## ABOUT THIS TASK
Only the pictures should be left out; write out all other data exactly.

───── SUPPLIED RECORDS ─────

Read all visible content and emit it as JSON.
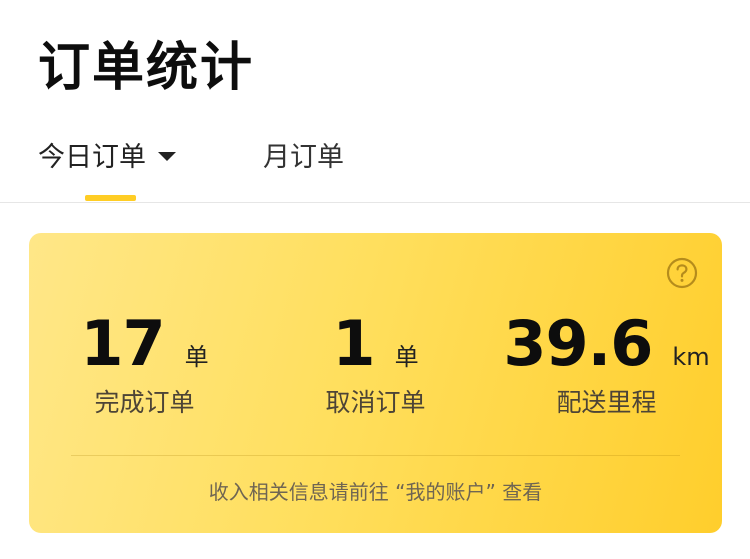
{
  "header": {
    "title": "订单统计"
  },
  "tabs": [
    {
      "label": "今日订单",
      "active": true,
      "has_dropdown": true
    },
    {
      "label": "月订单",
      "active": false
    }
  ],
  "summary": {
    "stats": [
      {
        "value": "17",
        "unit": "单",
        "label": "完成订单"
      },
      {
        "value": "1",
        "unit": "单",
        "label": "取消订单"
      },
      {
        "value": "39.6",
        "unit": "km",
        "label": "配送里程"
      }
    ],
    "note": "收入相关信息请前往 “我的账户” 查看",
    "help_icon": "question-circle-icon"
  },
  "colors": {
    "accent": "#ffcd24",
    "card_gradient_start": "#ffe788",
    "card_gradient_end": "#ffce2c"
  }
}
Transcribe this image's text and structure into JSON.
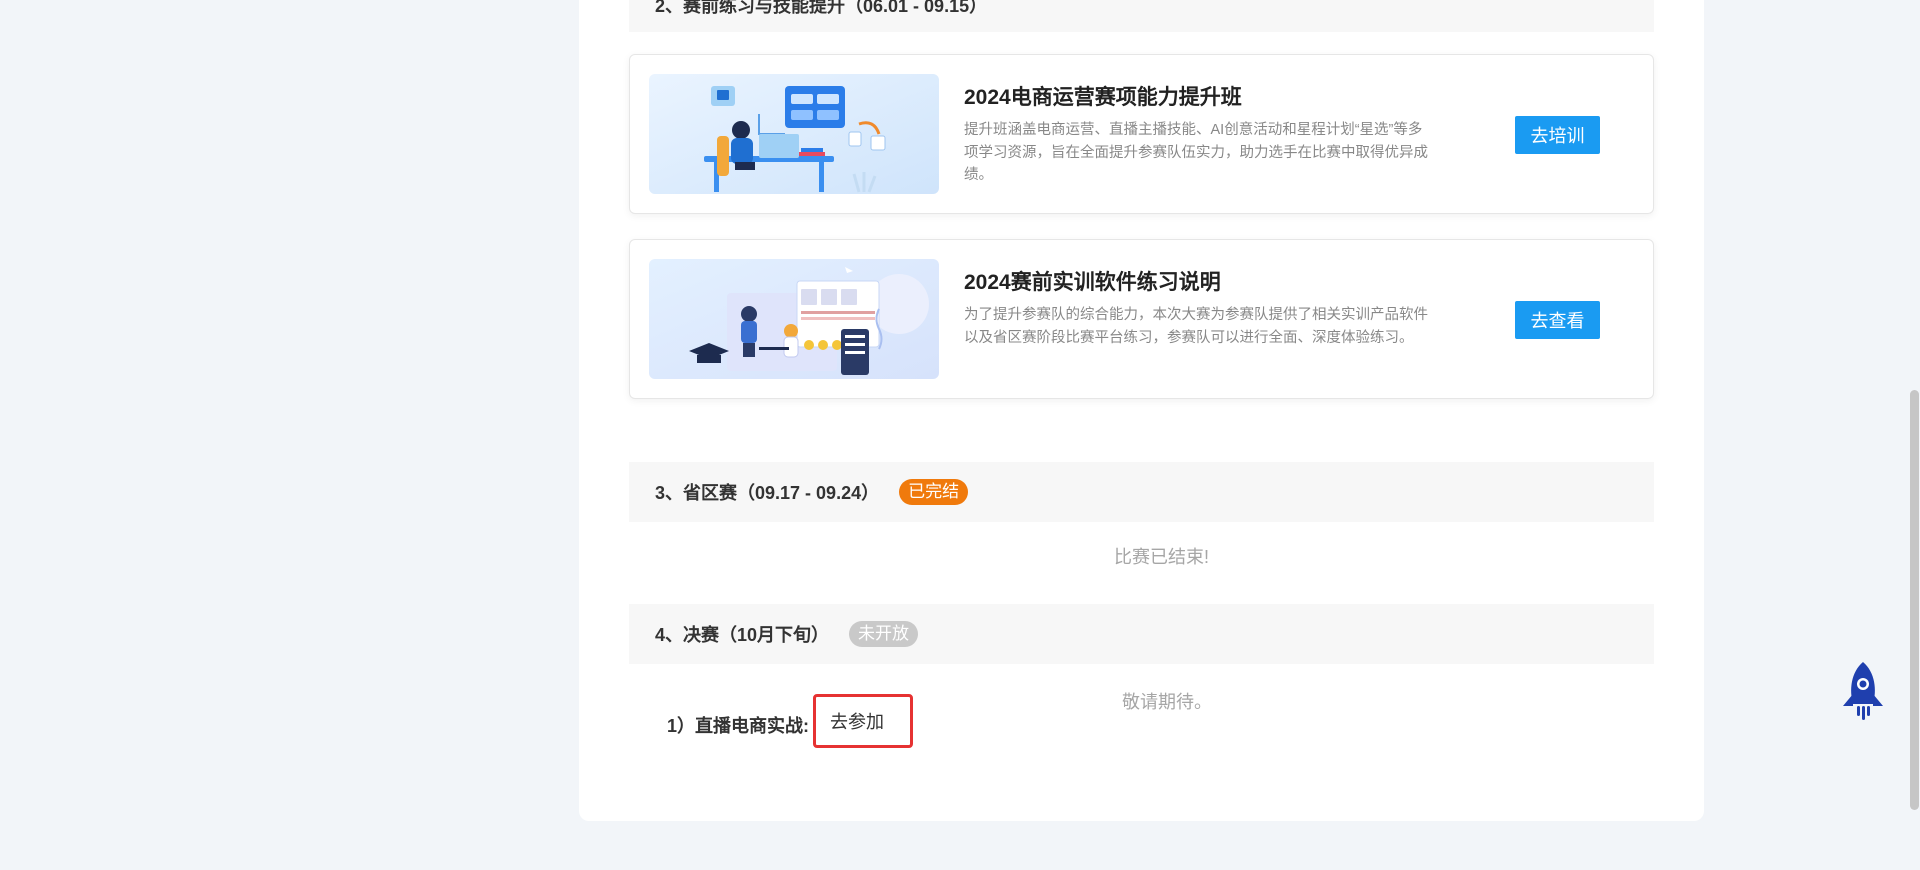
{
  "section2": {
    "title": "2、赛前练习与技能提升（06.01 - 09.15）"
  },
  "cards": [
    {
      "title": "2024电商运营赛项能力提升班",
      "desc": "提升班涵盖电商运营、直播主播技能、AI创意活动和星程计划“星选”等多项学习资源，旨在全面提升参赛队伍实力，助力选手在比赛中取得优异成绩。",
      "button": "去培训"
    },
    {
      "title": "2024赛前实训软件练习说明",
      "desc": "为了提升参赛队的综合能力，本次大赛为参赛队提供了相关实训产品软件以及省区赛阶段比赛平台练习，参赛队可以进行全面、深度体验练习。",
      "button": "去查看"
    }
  ],
  "section3": {
    "title": "3、省区赛（09.17 - 09.24）",
    "badge": "已完结",
    "status": "比赛已结束!"
  },
  "section4": {
    "title": "4、决赛（10月下旬）",
    "badge": "未开放",
    "status": "敬请期待。",
    "item_label": "1）直播电商实战:",
    "join_button": "去参加"
  },
  "colors": {
    "accent": "#1a9bf2",
    "badge_done": "#f07a0c",
    "badge_closed": "#c9c9c9",
    "highlight": "#e63232"
  }
}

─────

## WRITTEN REPLY
Read all visible content and emit it as JSON.
{
  "header": {
    "title": "订单统计"
  },
  "tabs": [
    {
      "label": "今日订单",
      "active": true,
      "has_dropdown": true
    },
    {
      "label": "月订单",
      "active": false
    }
  ],
  "summary": {
    "stats": [
      {
        "value": "17",
        "unit": "单",
        "label": "完成订单"
      },
      {
        "value": "1",
        "unit": "单",
        "label": "取消订单"
      },
      {
        "value": "39.6",
        "unit": "km",
        "label": "配送里程"
      }
    ],
    "note": "收入相关信息请前往 “我的账户” 查看",
    "help_icon": "question-circle-icon"
  },
  "colors": {
    "accent": "#ffcd24",
    "card_gradient_start": "#ffe788",
    "card_gradient_end": "#ffce2c"
  }
}
Transcribe this image's text and structure into JSON.
{
  "section2": {
    "title": "2、赛前练习与技能提升（06.01 - 09.15）"
  },
  "cards": [
    {
      "title": "2024电商运营赛项能力提升班",
      "desc": "提升班涵盖电商运营、直播主播技能、AI创意活动和星程计划“星选”等多项学习资源，旨在全面提升参赛队伍实力，助力选手在比赛中取得优异成绩。",
      "button": "去培训"
    },
    {
      "title": "2024赛前实训软件练习说明",
      "desc": "为了提升参赛队的综合能力，本次大赛为参赛队提供了相关实训产品软件以及省区赛阶段比赛平台练习，参赛队可以进行全面、深度体验练习。",
      "button": "去查看"
    }
  ],
  "section3": {
    "title": "3、省区赛（09.17 - 09.24）",
    "badge": "已完结",
    "status": "比赛已结束!"
  },
  "section4": {
    "title": "4、决赛（10月下旬）",
    "badge": "未开放",
    "status": "敬请期待。",
    "item_label": "1）直播电商实战:",
    "join_button": "去参加"
  },
  "colors": {
    "accent": "#1a9bf2",
    "badge_done": "#f07a0c",
    "badge_closed": "#c9c9c9",
    "highlight": "#e63232"
  }
}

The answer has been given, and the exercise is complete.